7.1        A significant proportion of the wealth of older people is held in superannuation funds.[1] Abuse of an older person may include the use of deception, threats or violence to coerce the person to contribute, withdraw or transfer superannuation funds for the benefit of the abuser. Abuse could also include making certain investment decisions that may advantage the abuser now or in the future. Other issues relating to possible elder abuse include questions about the ability of a person acting under a power of attorney to deal with superannuation.

7.2        Submissions to the ALRC generally identified fewer concerns with financial abuse in the context of superannuation than with respect to bank accounts and other financial assets. This may be because superannuation funds are subject to significant access controls. This was noted by the Financial Services Council:

A rollover (when a person’s super fund is transferred to another super fund in their own personal name or to [a self-managed superannuation fund] where they are a trustee) is subject to stringent checks by the superannuation fund where funds are withdrawn from;

A transfer from a person’s super fund to another person’s super fund is only allowed in limited situations such as death or divorce, and in these events additional checks and paperwork is required; and

A withdrawal can only be made once a condition of release is met and for most Australians, this means reaching their preservation age, and even in this circumstance, withdrawals can only be transferred to the superannuation trustee’s nominated bank account.[2]
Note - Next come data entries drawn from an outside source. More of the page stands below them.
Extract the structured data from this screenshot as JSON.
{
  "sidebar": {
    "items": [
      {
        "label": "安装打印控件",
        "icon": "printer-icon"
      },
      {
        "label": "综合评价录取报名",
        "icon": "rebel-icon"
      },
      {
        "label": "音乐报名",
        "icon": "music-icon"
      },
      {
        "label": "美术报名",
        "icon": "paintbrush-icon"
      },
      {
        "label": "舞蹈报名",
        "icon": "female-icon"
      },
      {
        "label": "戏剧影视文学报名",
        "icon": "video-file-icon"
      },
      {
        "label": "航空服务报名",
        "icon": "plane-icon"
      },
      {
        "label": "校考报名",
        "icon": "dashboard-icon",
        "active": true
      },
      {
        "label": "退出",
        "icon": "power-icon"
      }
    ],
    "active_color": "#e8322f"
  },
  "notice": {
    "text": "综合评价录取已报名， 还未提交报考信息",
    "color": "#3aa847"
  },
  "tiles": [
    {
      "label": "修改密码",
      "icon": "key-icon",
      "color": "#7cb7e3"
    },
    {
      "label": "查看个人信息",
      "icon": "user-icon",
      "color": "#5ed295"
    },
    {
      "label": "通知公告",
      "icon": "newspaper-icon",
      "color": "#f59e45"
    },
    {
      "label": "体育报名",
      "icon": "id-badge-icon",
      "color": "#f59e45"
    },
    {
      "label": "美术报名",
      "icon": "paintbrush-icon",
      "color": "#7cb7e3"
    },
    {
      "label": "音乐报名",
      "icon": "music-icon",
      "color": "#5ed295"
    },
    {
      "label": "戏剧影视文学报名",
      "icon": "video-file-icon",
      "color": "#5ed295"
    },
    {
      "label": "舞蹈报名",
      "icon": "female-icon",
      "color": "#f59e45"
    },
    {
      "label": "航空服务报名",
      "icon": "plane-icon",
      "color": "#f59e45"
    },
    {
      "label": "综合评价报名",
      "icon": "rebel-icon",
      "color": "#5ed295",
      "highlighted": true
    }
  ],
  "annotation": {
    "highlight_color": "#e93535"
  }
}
7.3        The ALRC did identify two particular areas of concern regarding potential elder abuse in the context of superannuation. The first relates to what are called ‘binding death benefit nominations’ (BDBNs). The second relates to self-managed superannuation funds (SMSFs) which are subject to less regulatory oversight than retail and industry superannuation funds. Potential for elder abuse in the context of pressure to make a BDBN may occur through two means: the exercise of influence to have the older person make, or alter, a death benefit nomination in the trusted person’s favour; and seeking to make a death benefit nomination under the supposed authority of a power of attorney.

7.4        The ALRC considers that BDBNs should be seen to be ‘will-like’ in nature, and, from a policy perspective, treated similarly to wills. There is much uncertainty and ambiguity concerning BDBNs of superannuation funds, particularly whether an enduring attorney may sign a BDBN on behalf of a member. The ALRC has therefore concluded that these uncertainties and ambiguities need to be resolved in a focused review of the provisions to establish the clear ambit of the legislative provisions and their relationship to superannuation trust deeds. The central legal issue concerns the scope of the ability for fund members to direct trustees with respect to the payment of funds on the member’s death—as a matter of the construction of the trust deed as affected by legislation—and the formal requirements that may be required to do so, under the deed or by regulation.

7.5        The regulatory framework for SMSFs was designed on the premise of self protection. Such a regulatory framework may be problematic, as a larger number of SMSFs come under the control of older people who may require increasing decision-making support. The ALRC’s recommendations in relation to SMSFs are designed to:

  • better facilitate the process for appointing a person’s enduring attorney as trustee/director of their SMSF in the event of a legal disability;

  • improve planning for a potential legal disability as part of the operating standards of an SMSF; and

  • provide for Australian Taxation Office (ATO) notification where an enduring attorney has taken over as trustee/director of the SMSF following the principal suffering a legal disability.